Chaos wins in the story because when Roger kills Piggy, it symbolizes the corruption of all the boys. Roger is the person who pushes the boulder onto Piggy that kills him. On that note, another example is the symbolism itself of Piggy’s death. In chapter four, Roger throws rocks at Henry. The book says, “ Roger stooped, picked up a stone, aimed, and threw it at Henry- threw to miss”(62).
Ralph dives out of the way and dodges it, but Piggy does not react fast enough. The boulder crushes Piggy and kills him. Both of these events represent an end to the small portion of rationality living amongst the boys. After rationality is wiped out from their communities, savagery and evil arise. The theme of inner savagery plays a very prominent role in both novels.
It's not what you look at that matters, it's what you see “Its is not the strongest of the species that survives, nor the most intelligent but the one most responsive to change.” -Charles Darwin. The character Piggy in William Golding's novel Lord of the Flies serves as the intellectual balance to the emotional leaders of a group of shipwrecked British boys, but he himself is not able to cope with the idea of change and fear is what holds him back. Their new society does not care about Piggy’s intellectual talents instead they value physical strength more, as they believe it is their key to survival.
William Golding who was a novelist that believed human is born with the tendency to do evil, Jean-Jacques Rousseau had his own idea. Rousseau once quoted that “society’s negative influence on men centers on its transformation of “amour de soi” into “amour-propre” (The Basics of Philosophy). Saying that the environment changes one person from a positive self-love with human desire for self-preservation, combined with the human power of reason into a kind of artificial pride which forces man to compare himself to others, creating fear and allowing men to take pleasure in the pain or weakness of others (The Basics of Philosophy). Also
Golding uses one character named Roger to show that there are those who resort to violence and savagery when laws against violence are not in place. In Lord of the Flies, William Golding is able to portray Roger as a dangerous character early on in the book. When Roger and Maurice disturb the littluns, the reader can sense Roger 's violent mentality. Consider the
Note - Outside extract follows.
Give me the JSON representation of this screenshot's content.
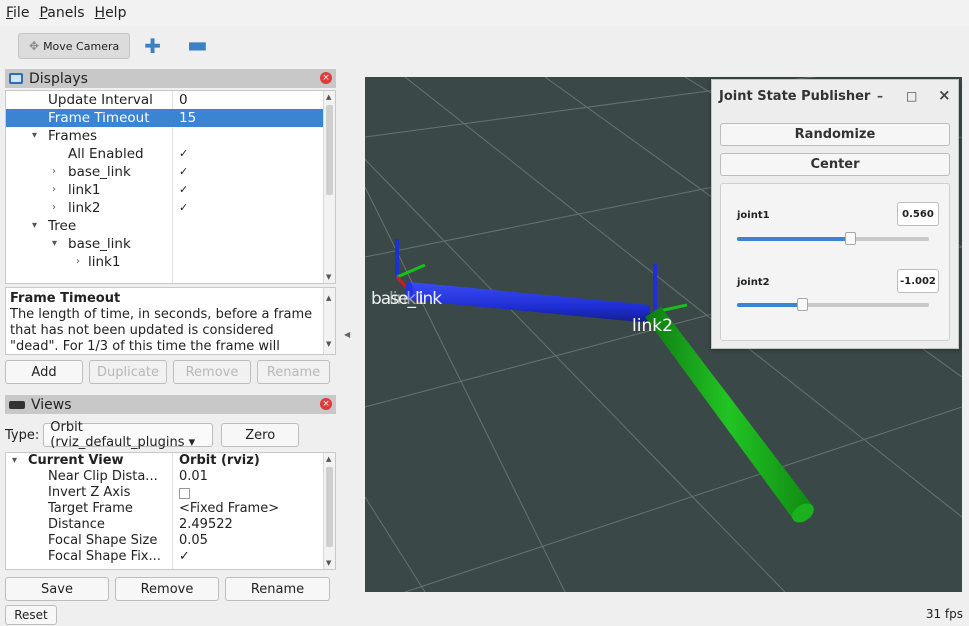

He also asserts that humans are born in a state of evil, and that we are taught to hide these characteristics to become a part of civilisation. Capitalising on a story of children alone on an island, Golding answers the debate of whether we are genuinely good or evil. He describes the three stages of society that will ultimately devolve. Ralph and Piggy portray the attempt to save the society, but fail. Roger is representant of the citizen that is reluctant to disobey order, but without the grasp of society, he aims to kill .